In addition to the moral and ethical issues that must be addressed, a great deal of research will be needed to realize the full potential of stem cells. It is a large step to go from acquiring stem cells to actually using them in a clinical setting. Understanding the steps required for stem cell specialization is vital to learning how to direct stem cell development. Also, the stem cells acquired in the lab will be genetically different than those of a patient. This creates another obstacle to overcome: host rejection of the generated organ. Learning how to not only direct stem cell growth, but to also obtain a genetic match, is a key element to utilizing this potential application of stem cells.

Pros and Cons of Adult (Multipotent) Stem Cells

As described earlier, multipotent stem cells are derived from pluripotent stem cells. These cells have differentiated already, and will continue to specialize during development. Since these multipotent cells continue to be found in adults, they are also called adult stem cells. Multipotent cells have not yet been found for all adult tissues, but there have been and continue to be discoveries of additional adult stem cells.

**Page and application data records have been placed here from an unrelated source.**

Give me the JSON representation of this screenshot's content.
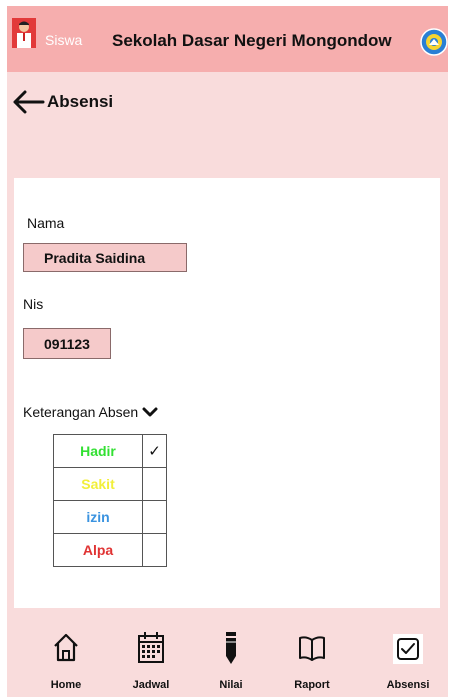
{
  "header": {
    "role": "Siswa",
    "school_name": "Sekolah Dasar Negeri Mongondow",
    "bg_color": "#f6aeae"
  },
  "page": {
    "title": "Absensi"
  },
  "form": {
    "name_label": "Nama",
    "name_value": "Pradita Saidina",
    "nis_label": "Nis",
    "nis_value": "091123",
    "keterangan_label": "Keterangan Absen"
  },
  "attendance_options": [
    {
      "label": "Hadir",
      "color": "#33e033",
      "checked": true,
      "mark": "✓"
    },
    {
      "label": "Sakit",
      "color": "#f2ef3a",
      "checked": false,
      "mark": ""
    },
    {
      "label": "izin",
      "color": "#3a93e0",
      "checked": false,
      "mark": ""
    },
    {
      "label": "Alpa",
      "color": "#e03333",
      "checked": false,
      "mark": ""
    }
  ],
  "nav": [
    {
      "label": "Home",
      "icon": "home-icon"
    },
    {
      "label": "Jadwal",
      "icon": "calendar-icon"
    },
    {
      "label": "Nilai",
      "icon": "pencil-icon"
    },
    {
      "label": "Raport",
      "icon": "book-icon"
    },
    {
      "label": "Absensi",
      "icon": "checkbox-icon",
      "active": true
    }
  ]
}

The number of possible uses for multipotent cells is also quite high. Perhaps the best use of these adult stem cells would be in the field of cell transplantations. If adult stem cells can be isolated from an individual and directed to develop into a specific type of tissue, the cells transplanted into the same patient are not likely to be rejected. Additionally, making use of adult stem cells would avoid many of the ethical controversies surrounding stem cell research because aborted fetal tissue or human embryos would no longer be necessary to harvest stem cells.

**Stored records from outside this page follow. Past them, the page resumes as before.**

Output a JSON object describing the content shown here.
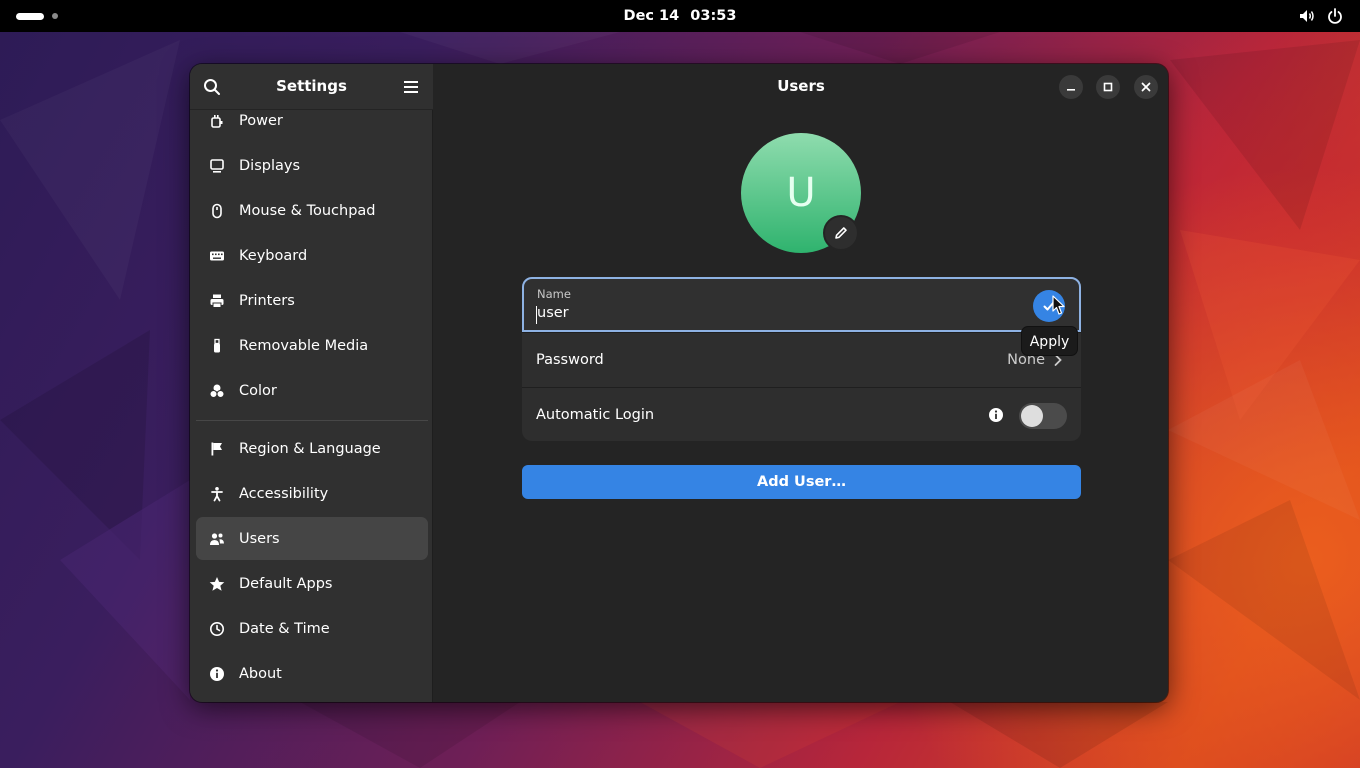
{
  "topbar": {
    "date": "Dec 14",
    "time": "03:53"
  },
  "sidebar": {
    "title": "Settings",
    "items": [
      {
        "label": "Power",
        "icon": "power-plug-icon"
      },
      {
        "label": "Displays",
        "icon": "display-icon"
      },
      {
        "label": "Mouse & Touchpad",
        "icon": "mouse-icon"
      },
      {
        "label": "Keyboard",
        "icon": "keyboard-icon"
      },
      {
        "label": "Printers",
        "icon": "printer-icon"
      },
      {
        "label": "Removable Media",
        "icon": "usb-icon"
      },
      {
        "label": "Color",
        "icon": "color-icon"
      },
      {
        "label": "Region & Language",
        "icon": "flag-icon"
      },
      {
        "label": "Accessibility",
        "icon": "accessibility-icon"
      },
      {
        "label": "Users",
        "icon": "users-icon",
        "selected": true
      },
      {
        "label": "Default Apps",
        "icon": "star-icon"
      },
      {
        "label": "Date & Time",
        "icon": "clock-icon"
      },
      {
        "label": "About",
        "icon": "info-icon"
      }
    ]
  },
  "main": {
    "title": "Users",
    "avatar_initial": "U",
    "name_label": "Name",
    "name_value": "user",
    "password_label": "Password",
    "password_value": "None",
    "auto_login_label": "Automatic Login",
    "auto_login_enabled": false,
    "add_user_label": "Add User…",
    "apply_tooltip": "Apply"
  },
  "colors": {
    "accent": "#3584e4",
    "avatar_top": "#8fdcae",
    "avatar_bottom": "#2fb36e",
    "sidebar_bg": "#303030",
    "content_bg": "#242424"
  }
}
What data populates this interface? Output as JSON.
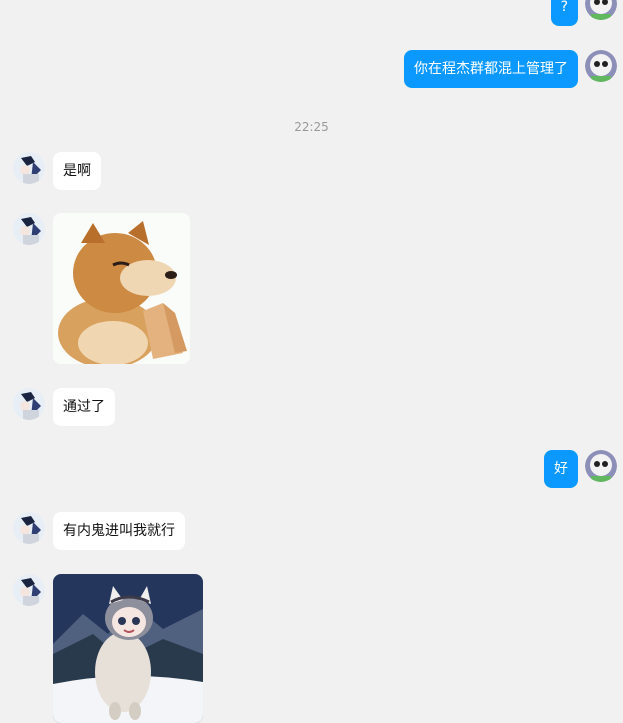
{
  "conversation": {
    "messages": [
      {
        "side": "me",
        "type": "text",
        "text": "?"
      },
      {
        "side": "me",
        "type": "text",
        "text": "你在程杰群都混上管理了"
      },
      {
        "type": "timestamp",
        "text": "22:25"
      },
      {
        "side": "other",
        "type": "text",
        "text": "是啊"
      },
      {
        "side": "other",
        "type": "sticker",
        "sticker": "shiba-dog-praying-sticker"
      },
      {
        "side": "other",
        "type": "text",
        "text": "通过了"
      },
      {
        "side": "me",
        "type": "text",
        "text": "好"
      },
      {
        "side": "other",
        "type": "text",
        "text": "有内鬼进叫我就行"
      },
      {
        "side": "other",
        "type": "sticker",
        "sticker": "anime-girl-alpaca-snow-sticker"
      }
    ]
  },
  "colors": {
    "background": "#f1f1f1",
    "my_bubble": "#0b99ff",
    "their_bubble": "#ffffff",
    "timestamp_text": "#999999"
  }
}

Numerous limitations to adult stem cells exist, however, which pluripotent stem cells avoid. The primary issue facing researchers is whether adult stem cells can be coaxed to specialize into a different type of cell than their final tissue type. Some promise has been shown in mice and rat studies where, under certain conditions, a specialized stem cell can change its specialization. If this redirection works for human cells, blood stem cells could be coaxed to grow into nerve cells, or any other needed cell type. Further development of this research is an important task facing scientists.

Furthermore, adult stem cells have not been found for all tissues of the body, and so pluripotent stem cells are left as the only means of obtaining certain tissue types. In addition, it is impossible to obtain high quantities of stem cells from adult tissues. Obtaining adult stem cells sometimes requires significant extraction procedures.

Another limitation of adult stem cells is that stem cells from a specific patient will take time to mature in culture so that there are an adequate number of cells for treatment. This growth may take more time than available for some patients. Other times, especially when the disease has a genetic basis, the adult stem cells would likely carry the genetic error. As a further complication, adult cells are more prone to errors than younger cells. The alternative is starting with pluripotent stem cells, which are unlikely to have a defect, or finding a means of reducing the likelihood of errors in adult cells.

Scientifically defining stem cells is more complicated than it may appear, due in part to the variety of stem cells that exist. Totipotent stem cells offer comparatively little to researchers, however both the pluripotent and multipotent stem cells seem to offer great potential. These cells could be used in a variety of ways, all leading toward the treatment of diseases, many of which are currently untreatable. The moral, ethical, and political battle over stem cells will rage on, but the basics of the science stand firm. From a medical perspective, the potential of stem cells is gigantic.